While much of the early work Atlas Cloud attracted came from firms with between five and 50 employees, the company is now delivering services to more businesses within the 50-150 employee range, which Pete calls the “sweet spot” for cloud services.

“At that size, companies would be recruiting IT managers and their spend on IT would increase,” he said. “They might be thinking about new offices or acquisitions and IT could suddenly become very expensive. Those businesses want something scalable they could trust in.”

As for Atlas Cloud, the company has its sights set on continued growth, with new office opening anticipated and headcount - if all goes to plan - rising to around 50 in the coming three years.

“We’re an ambitious company that’s keen to grow and move into new geographical areas,” Pete said. “We’re also proud to be creating good quality jobs in this region.”

The questionnaire

What car do you drive? Mercedes E class… It’s all about boot size with a young family

What’s your favourite restaurant? Vujon or Sachins in Newcastle

Who or what makes you laugh? Many things. I am pretty light-hearted, but it’s always hilarious when my childhood best friends and I are all together

What’s your favourite book? I am a keen traveller so any Rough Guide or Lonely Planet book relating to an up and coming excursion

What was the last album you bought? Chase and Status – Brand New Machine

What’s your ideal job, other than the one you’ve got? When my time at Atlas is no more I look forward
to starting a new technology business… hopefully a little wiser.

What’s your greatest fear? Not pushing myself or those around me.

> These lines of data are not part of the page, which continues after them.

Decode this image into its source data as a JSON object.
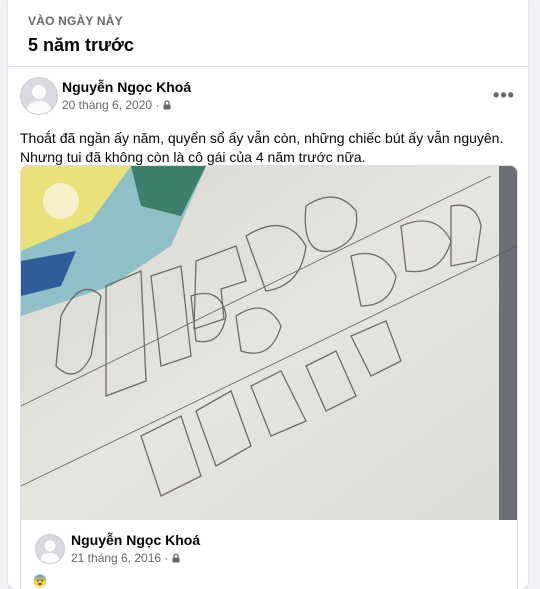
{
  "memories": {
    "label": "VÀO NGÀY NÀY",
    "title": "5 năm trước"
  },
  "post": {
    "author": "Nguyễn Ngọc Khoá",
    "date": "20 tháng 6, 2020 ·",
    "privacy_icon": "lock-icon",
    "more_icon": "more-options-icon",
    "text": "Thoắt đã ngần ấy năm, quyển sổ ấy vẫn còn, những chiếc bút ấy vẫn nguyên. Nhưng tui đã không còn là cô gái của 4 năm trước nữa."
  },
  "shared_post": {
    "author": "Nguyễn Ngọc Khoá",
    "date": "21 tháng 6, 2016 ·",
    "privacy_icon": "lock-icon",
    "emoji_icon": "anxious-face-emoji",
    "photo_description_icon": "sketchbook-photo"
  },
  "colors": {
    "secondary_text": "#65676b",
    "divider": "#dadde1",
    "background": "#f0f2f5"
  }
}
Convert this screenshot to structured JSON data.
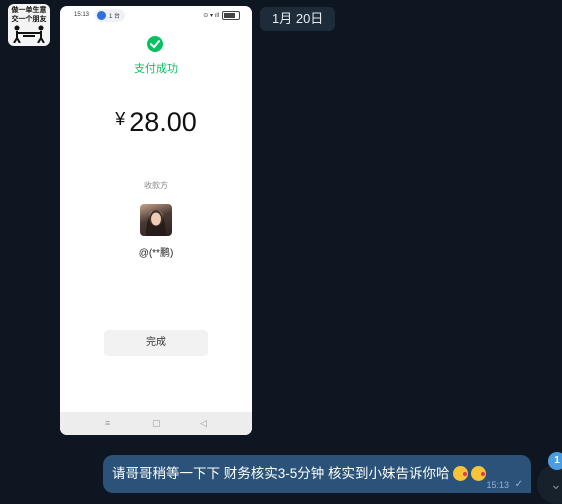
{
  "sender": {
    "avatar_lines": [
      "做一单生意",
      "交一个朋友"
    ]
  },
  "date_pill": "1月 20日",
  "screenshot": {
    "status_time": "15:13",
    "account_chip": "1 台",
    "signal_text": "⊙ ▾ ıll",
    "success_text": "支付成功",
    "currency_symbol": "¥",
    "amount": "28.00",
    "payee_label": "收款方",
    "payee_name": "@(**鹏)",
    "done_button": "完成",
    "nav_buttons": [
      "≡",
      "▢",
      "◁"
    ]
  },
  "message": {
    "text": "请哥哥稍等一下下 财务核实3-5分钟 核实到小妹告诉你哈",
    "emojis": [
      "kissing-face-emoji",
      "kissing-face-emoji"
    ],
    "time": "15:13",
    "status_icon": "✓"
  },
  "unread_count": "1",
  "colors": {
    "chat_background": "#0e1621",
    "outgoing_bubble": "#2b5278",
    "wechat_green": "#07c160"
  }
}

What’s the best piece of business advice you have ever received? Out-think, out-work… repeat

And the worst? Not so much advice, but I detest political games and people

What’s your poison? Burgundy, Pinot Noir and Moscato

What newspapers do you read other than The Journal? The Financial Times

How do you keep fit? Road Biking and Tough Mudders. I’ll throw my hat in with anything challenging

What’s your most irritating habit? Being a bit untidy.

How much was your first pay packet? £40 selling jokes and toys at school when I was eight. I got suspended for trying to make a few quid.

What’s your biggest extravagance? Making sure my girls are looked after

What historical or fictional character do you most identify with or admire? Winston Churchill - in the face of adversity he out thought the opposition; a great strategic thinker

How would you like to be remembered? With a laugh

Which four people would you most like to dine with? I’d have to have Churchill at the head of the table and Steve Jobs next to him. I’d try to pick up a tips from Olympic cyclist Chris Froome and have a few laughs with Kevin Bridges

Journalists

David Whetstone
Culture Editor
Graeme Whitfield
Business Editor
Mark Douglas
Newcastle United Editor
Stuart Rayner
Sports Writer